* SUPPLIED RECORDS
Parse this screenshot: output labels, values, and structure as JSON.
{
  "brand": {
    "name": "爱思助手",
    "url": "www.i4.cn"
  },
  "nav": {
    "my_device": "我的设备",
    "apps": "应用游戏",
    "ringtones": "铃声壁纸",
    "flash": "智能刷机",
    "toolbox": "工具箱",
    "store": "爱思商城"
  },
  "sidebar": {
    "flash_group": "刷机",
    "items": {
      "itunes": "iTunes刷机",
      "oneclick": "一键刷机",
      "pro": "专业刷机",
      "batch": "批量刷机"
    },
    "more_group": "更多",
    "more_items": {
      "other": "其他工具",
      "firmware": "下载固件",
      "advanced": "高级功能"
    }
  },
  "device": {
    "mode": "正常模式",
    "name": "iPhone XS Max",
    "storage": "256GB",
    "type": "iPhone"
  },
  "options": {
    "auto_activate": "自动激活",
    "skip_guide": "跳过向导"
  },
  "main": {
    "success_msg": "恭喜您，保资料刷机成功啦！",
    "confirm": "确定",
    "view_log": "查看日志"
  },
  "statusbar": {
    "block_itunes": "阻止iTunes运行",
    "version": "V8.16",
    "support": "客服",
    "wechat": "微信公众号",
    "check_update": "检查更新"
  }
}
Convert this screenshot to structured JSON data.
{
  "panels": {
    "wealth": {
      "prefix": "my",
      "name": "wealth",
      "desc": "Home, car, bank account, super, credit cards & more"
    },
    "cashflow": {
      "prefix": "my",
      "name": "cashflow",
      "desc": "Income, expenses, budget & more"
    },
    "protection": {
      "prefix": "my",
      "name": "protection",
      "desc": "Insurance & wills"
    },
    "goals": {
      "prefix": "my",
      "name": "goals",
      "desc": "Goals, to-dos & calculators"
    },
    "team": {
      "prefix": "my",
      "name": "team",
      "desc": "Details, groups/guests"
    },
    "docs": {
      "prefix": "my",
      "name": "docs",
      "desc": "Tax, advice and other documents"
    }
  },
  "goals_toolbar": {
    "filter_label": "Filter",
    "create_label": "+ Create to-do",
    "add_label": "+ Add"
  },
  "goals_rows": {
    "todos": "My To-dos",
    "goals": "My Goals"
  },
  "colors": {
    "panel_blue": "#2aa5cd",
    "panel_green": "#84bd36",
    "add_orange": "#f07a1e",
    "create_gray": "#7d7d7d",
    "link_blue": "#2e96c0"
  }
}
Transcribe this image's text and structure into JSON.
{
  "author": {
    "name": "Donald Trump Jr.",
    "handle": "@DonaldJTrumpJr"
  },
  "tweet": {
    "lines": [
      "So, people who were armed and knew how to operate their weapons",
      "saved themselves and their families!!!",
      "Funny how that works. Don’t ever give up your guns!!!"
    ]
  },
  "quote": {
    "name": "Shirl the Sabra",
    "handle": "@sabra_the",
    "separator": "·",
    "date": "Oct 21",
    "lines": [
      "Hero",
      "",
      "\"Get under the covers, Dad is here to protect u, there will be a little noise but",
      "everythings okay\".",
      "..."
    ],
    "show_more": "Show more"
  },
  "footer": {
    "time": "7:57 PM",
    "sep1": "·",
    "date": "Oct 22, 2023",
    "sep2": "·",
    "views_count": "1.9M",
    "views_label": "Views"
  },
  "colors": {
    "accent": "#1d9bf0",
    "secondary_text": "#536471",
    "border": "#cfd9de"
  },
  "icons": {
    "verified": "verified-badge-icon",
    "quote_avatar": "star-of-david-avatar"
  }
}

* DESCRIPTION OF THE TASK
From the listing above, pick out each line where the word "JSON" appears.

* EXERCISE OUTPUT
Parse this screenshot: output labels, values, and structure as JSON.
Convert this screenshot to structured JSON data.
Transcribe this image's text and structure into JSON.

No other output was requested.